The result should be every line in the data below that carries the string "experience".

Segment Start: DATASET RECORDS

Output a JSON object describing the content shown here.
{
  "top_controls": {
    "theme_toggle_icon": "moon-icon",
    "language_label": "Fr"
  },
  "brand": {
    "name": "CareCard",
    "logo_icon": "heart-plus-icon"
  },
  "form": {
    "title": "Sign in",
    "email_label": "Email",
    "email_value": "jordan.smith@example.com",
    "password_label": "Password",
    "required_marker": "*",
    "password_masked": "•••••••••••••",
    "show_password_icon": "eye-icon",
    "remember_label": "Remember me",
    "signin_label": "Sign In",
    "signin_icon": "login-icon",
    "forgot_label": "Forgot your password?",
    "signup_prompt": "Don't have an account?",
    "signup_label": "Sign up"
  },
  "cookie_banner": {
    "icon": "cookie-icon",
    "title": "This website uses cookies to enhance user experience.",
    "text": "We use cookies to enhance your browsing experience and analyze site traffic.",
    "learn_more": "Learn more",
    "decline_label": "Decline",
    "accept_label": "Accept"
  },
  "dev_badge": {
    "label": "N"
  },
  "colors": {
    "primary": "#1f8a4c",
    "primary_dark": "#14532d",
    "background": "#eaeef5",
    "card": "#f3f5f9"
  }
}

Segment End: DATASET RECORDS

## [RESULT OF THIS EXERCISE]
    "title": "This website uses cookies to enhance user experience.",
    "text": "We use cookies to enhance your browsing experience and analyze site traffic.",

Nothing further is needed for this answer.